Hochul Accidentally Helps GOP Opponent During Debate
It wouldnât take watching the news very long at all to figure out that the state of New York is just about the last place in the nation youâd want to live in. In fact, thanks to things like high inflation, rising taxes, a skyrocketing crime rate, and extra stringent mandates on just about everything that matters, people are fleeing the state en masse.
Itâs actually the most vacated state in the US. And by vacated, I donât mean people vacation there.
Of course, the state hasnât gotten that way on its own. Nope, itâs only due to poor leadership, and corrupt ones at that, that it has received such a reputation.
You know, leaders like former Democratic governor Andrew Cuomo forced positive COVID cases back into nursing homes, killing thousands, and resigned after being accused of no less than a dozen sexual misconduct allegations. Former New York City Mayor and socialist Bill de Blasio was another who contributed to the stateâs demise, allowing crime to go unpunished and drug use to soar.
We had hoped that this year, with a new governor and a new NYC mayor, things in New York would begin to improve. But so far, itâs the same old story, just with another Democratic name attached.
And thatâs precisely why New York GOP Representative Lee Zeldin is running against incumbent Kathy Hochul for the governorâs mansion. Perhaps with a Republican in charge, a few things will change for the better.
Now, to be clear, there hasnât been a GOP governor in New York for quite some time. As I am sure you are aware, it has been one of the most liberal states in the union for a while.
However, Zeldin is coming closer to that goal than anyone else since 2006, when George Pataki left office.
Why and how?
Well, as Tuesday nightâs debate between Zeldin and Hochul proved, the Democratic side of the aisle is severely out of touch with both reality and what the people of New York need and want. And Hochul made it clear sheâs definitely among those who have no idea whatâs really important to New Yorkers.
Zeldin scored some major points when he began discussing what I mentioned above, how New York leads the nation in population loss, so much so that they have lost representation in Washington.
His reasoning was âBecause their wallets, their safety, their freedom, and their kidsâ education are under attack.â
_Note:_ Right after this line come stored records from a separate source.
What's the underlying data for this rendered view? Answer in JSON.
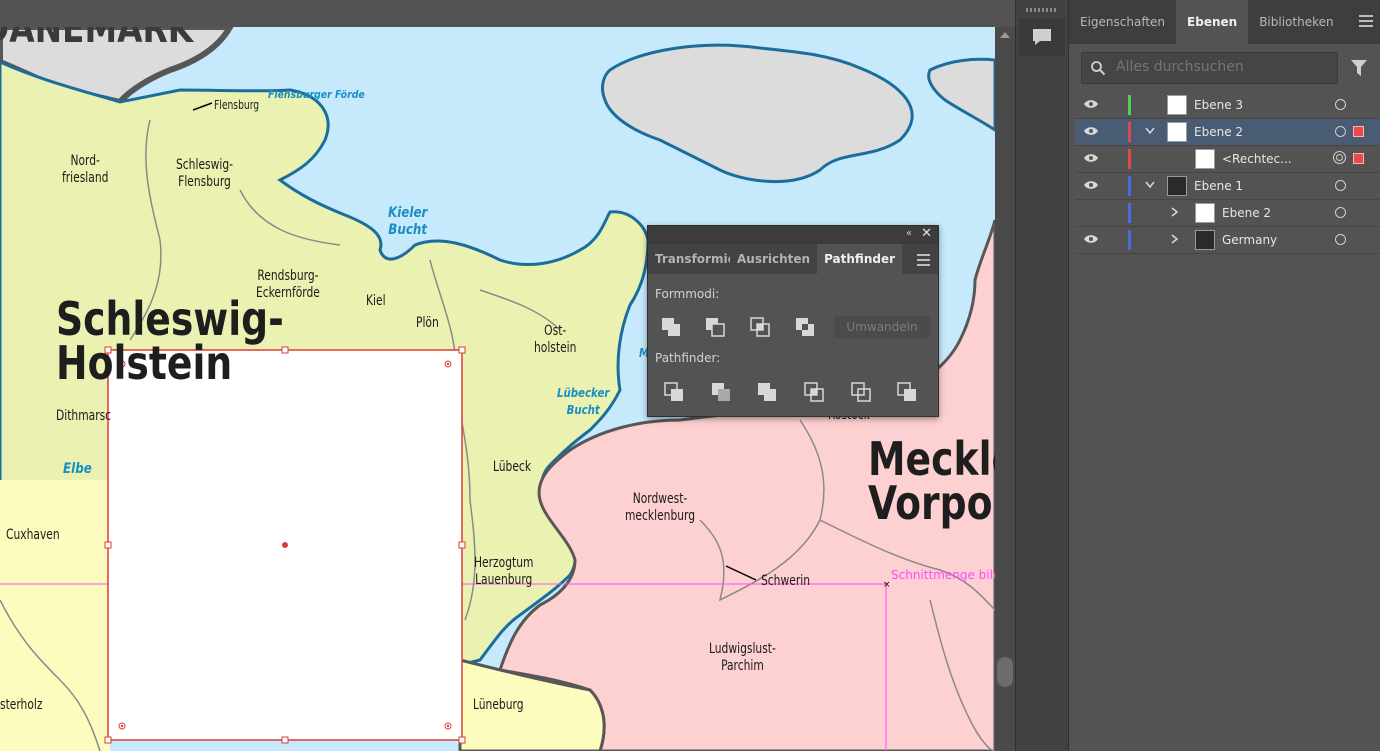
{
  "colors": {
    "water": "#c6eafc",
    "land_yellow": "#ebf2b1",
    "land_pink": "#fdd0d1",
    "land_grey": "#dcdcdc",
    "land_lightyellow": "#fdfcbf",
    "coast": "#1b6e9b",
    "selection": "#e03a3a",
    "guide": "#ff49ff"
  },
  "map": {
    "labels": {
      "daenemark": "DÄNEMARK",
      "flensburg": "Flensburg",
      "flensburger_foerde": "Flensburger Förde",
      "nordfriesland": "Nord-\nfriesland",
      "schleswig_flensburg": "Schleswig-\nFlensburg",
      "kieler_bucht": "Kieler\nBucht",
      "rendsburg": "Rendsburg-\nEckernförde",
      "kiel": "Kiel",
      "ploen": "Plön",
      "ostholstein": "Ost-\nholstein",
      "schleswig_holstein": "Schleswig-\nHolstein",
      "dithmarschen": "Dithmarsc",
      "elbe": "Elbe",
      "luebecker_bucht": "Lübecker\nBucht",
      "luebeck": "Lübeck",
      "cuxhaven": "Cuxhaven",
      "herzogtum": "Herzogtum\nLauenburg",
      "nordwest": "Nordwest-\nmecklenburg",
      "schwerin": "Schwerin",
      "ludwigslust": "Ludwigslust-\nParchim",
      "rostock": "Rostock",
      "mecklenburg": "Meckle\nVorpo",
      "osterholz": "sterholz",
      "lueneburg": "Lüneburg",
      "m_fragment": "M"
    },
    "hint": "Schnittmenge bild"
  },
  "pathfinder": {
    "tabs": [
      "Transformie",
      "Ausrichten",
      "Pathfinder"
    ],
    "active_tab": "Pathfinder",
    "formmodi_label": "Formmodi:",
    "pathfinder_label": "Pathfinder:",
    "convert_label": "Umwandeln"
  },
  "panel": {
    "tabs": [
      "Eigenschaften",
      "Ebenen",
      "Bibliotheken"
    ],
    "active_tab": "Ebenen",
    "search_placeholder": "Alles durchsuchen",
    "rows": [
      {
        "name": "Ebene 3",
        "color": "#4fd24f",
        "visible": true,
        "expand": false,
        "selected": false
      },
      {
        "name": "Ebene 2",
        "color": "#e14848",
        "visible": true,
        "expand": true,
        "selected": true
      },
      {
        "name": "<Rechtec...",
        "color": "#e14848",
        "visible": true,
        "expand": false,
        "selected": false
      },
      {
        "name": "Ebene 1",
        "color": "#4a6be0",
        "visible": true,
        "expand": true,
        "selected": false
      },
      {
        "name": "Ebene 2",
        "color": "#4a6be0",
        "visible": false,
        "expand": false,
        "selected": false
      },
      {
        "name": "Germany",
        "color": "#4a6be0",
        "visible": true,
        "expand": false,
        "selected": false
      }
    ]
  }
}
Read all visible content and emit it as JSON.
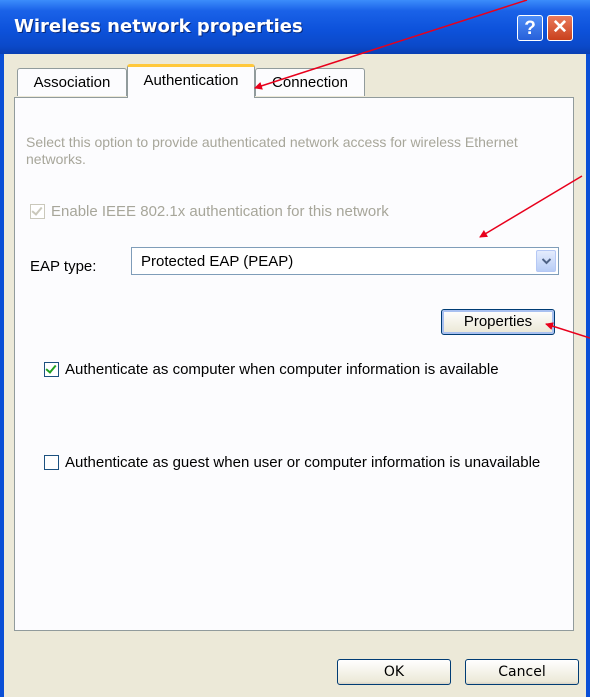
{
  "window": {
    "title": "Wireless network properties",
    "help_label": "?",
    "close_label": "✕"
  },
  "tabs": [
    {
      "label": "Association",
      "active": false
    },
    {
      "label": "Authentication",
      "active": true
    },
    {
      "label": "Connection",
      "active": false
    }
  ],
  "authentication": {
    "description": "Select this option to provide authenticated network access for wireless Ethernet networks.",
    "ieee_label": "Enable IEEE 802.1x authentication for this network",
    "ieee_checked": true,
    "ieee_enabled": false,
    "eap_label": "EAP type:",
    "eap_value": "Protected EAP (PEAP)",
    "properties_label": "Properties",
    "computer_auth_label": "Authenticate as computer when computer information is available",
    "computer_auth_checked": true,
    "guest_auth_label": "Authenticate as guest when user or computer information is unavailable",
    "guest_auth_checked": false
  },
  "footer": {
    "ok_label": "OK",
    "cancel_label": "Cancel"
  },
  "colors": {
    "titlebar": "#0b4fd6",
    "annotation_arrow": "#e8001c",
    "active_tab_highlight": "#ffc83c"
  }
}
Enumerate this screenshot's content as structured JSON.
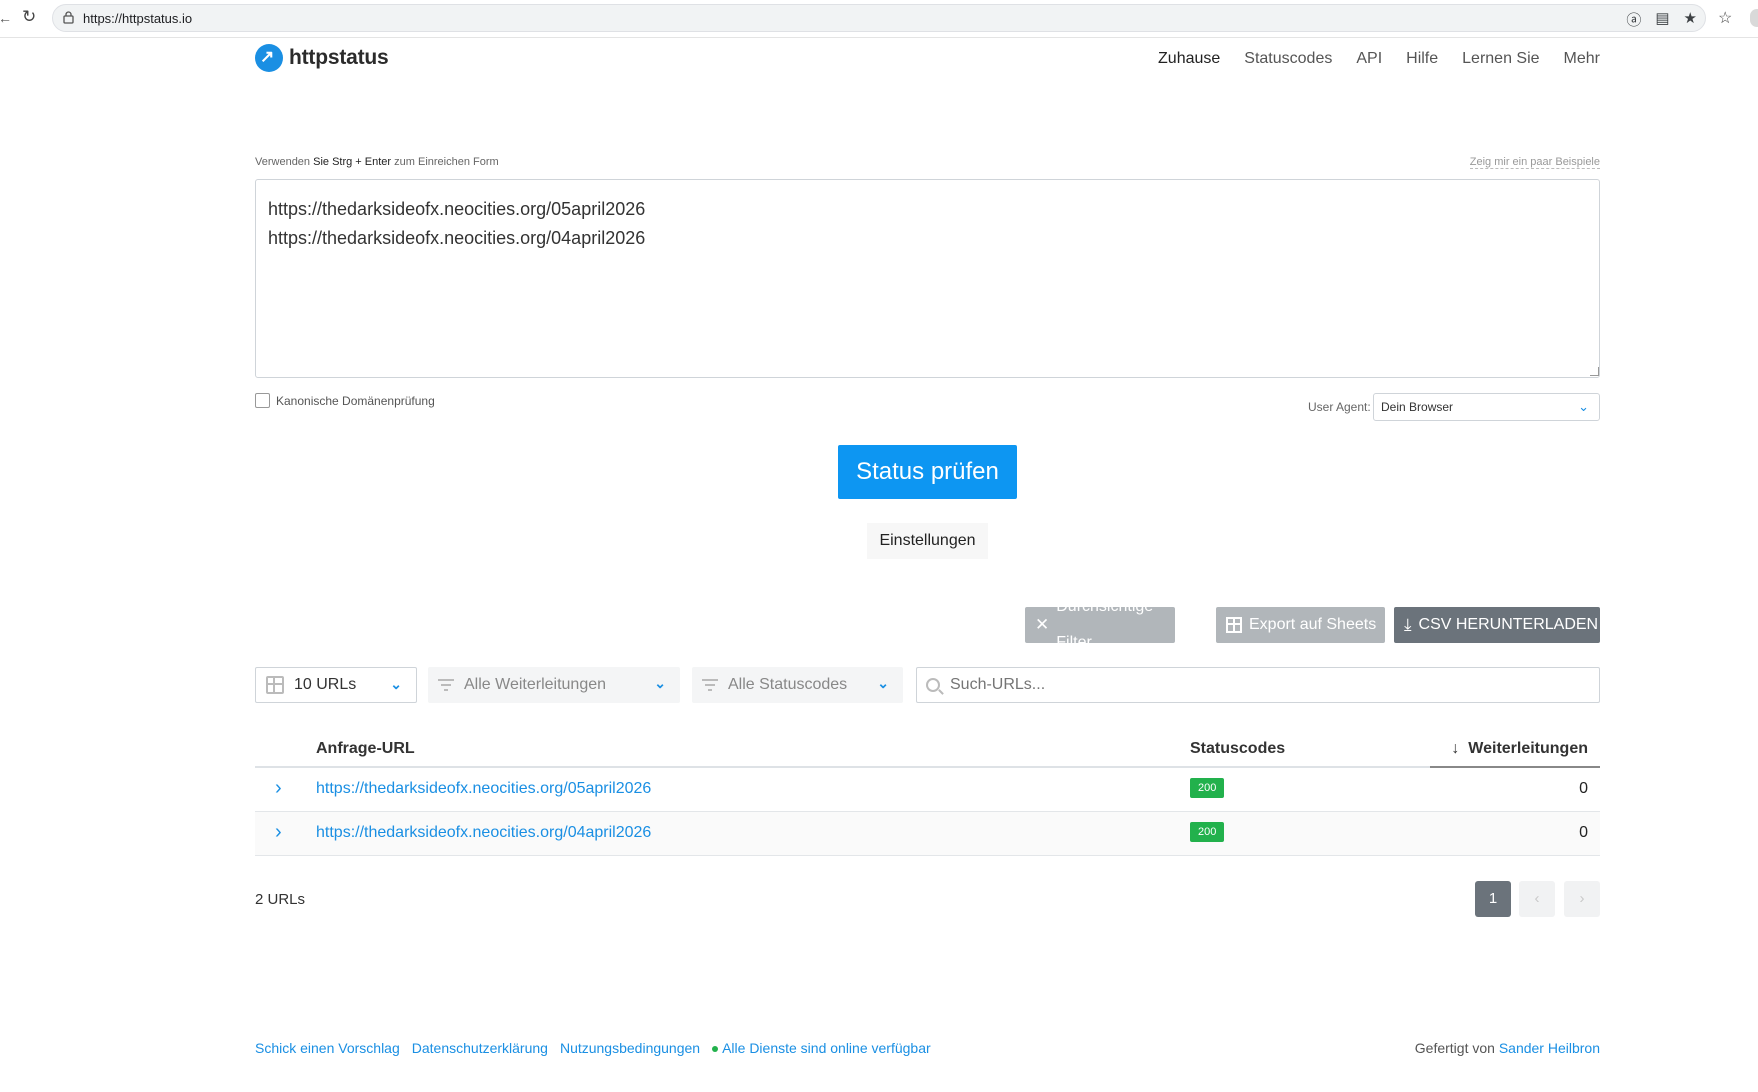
{
  "browser": {
    "url": "https://httpstatus.io"
  },
  "site": {
    "brand": "httpstatus",
    "nav": [
      "Zuhause",
      "Statuscodes",
      "API",
      "Hilfe",
      "Lernen Sie",
      "Mehr"
    ]
  },
  "form": {
    "hint_pre": "Verwenden",
    "hint_keys": "Sie Strg + Enter",
    "hint_post": "zum Einreichen Form",
    "examples_link": "Zeig mir ein paar Beispiele",
    "textarea_value": "https://thedarksideofx.neocities.org/05april2026\nhttps://thedarksideofx.neocities.org/04april2026",
    "canonical_label": "Kanonische Domänenprüfung",
    "ua_label": "User Agent:",
    "ua_value": "Dein Browser",
    "check_button": "Status prüfen",
    "settings_button": "Einstellungen"
  },
  "actions": {
    "clear_filter": "Durchsichtige Filter",
    "export_sheets": "Export auf Sheets",
    "csv_download": "CSV HERUNTERLADEN"
  },
  "filters": {
    "urls_count": "10 URLs",
    "redirects": "Alle Weiterleitungen",
    "status_codes": "Alle Statuscodes",
    "search_placeholder": "Such-URLs..."
  },
  "table": {
    "headers": {
      "url": "Anfrage-URL",
      "status": "Statuscodes",
      "redirects": "Weiterleitungen"
    },
    "rows": [
      {
        "url": "https://thedarksideofx.neocities.org/05april2026",
        "status": "200",
        "redirects": "0"
      },
      {
        "url": "https://thedarksideofx.neocities.org/04april2026",
        "status": "200",
        "redirects": "0"
      }
    ]
  },
  "summary": {
    "count": "2 URLs",
    "current_page": "1"
  },
  "footer": {
    "links": [
      "Schick einen Vorschlag",
      "Datenschutzerklärung",
      "Nutzungsbedingungen"
    ],
    "status": "Alle Dienste sind online verfügbar",
    "credit_pre": "Gefertigt von",
    "credit_name": "Sander Heilbron"
  },
  "colors": {
    "primary": "#0d96f2",
    "link": "#1a8fe3",
    "success": "#22b14c",
    "dark_button": "#6b737b"
  }
}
And all over the nation, polls show that these are the most important things to voters going into this midterm election season. So why wouldnât these things matter to New Yorkers? The fact is they do.
The problem is that their leaders, including Hochul, donât seem to get that. In fact, she even admitted as much during their debate.
Following Zeldinâs comments about why people are leaving New York, he mentioned that a large part of that is because crime has gone through the roof. Unfortunately, those like Hochul donât seem particularly interested in holding the perpetrators accountable in the least.
He noted that, at that moment, the two were about halfway through their debate, and Hochul had yet to bring up crime or the fact that no one was being locked up for their crimes anymore.
Hochul responded that âanyone who commits a crime under our lawsâ¦ has consequences.â But as we know, with all the new laws, regarding bail and whatnot, consequences and getting locked up arenât the same. Instead, far too many victims see their attackers vindicated and released within hours of their crimes, having received nothing more than a warning, a slap on the wrist.
But then came Hochulâs real mistake.
She added, âI donât know why thatâs so important to you.â
Yes, she actually just admitted to not knowing why punishment for crimes was important. You should have seen the look on Zeldinâs face when she said it. She does know that she just signed her careerâs death sentence, right?
What kind of governor doesnât understand that criminals need to be locked up? Apparently, one who doesnât care one whit about the people sheâs leading.
And thatâs precisely why itâs looking more and more likely that New York will have a Republican governor come November.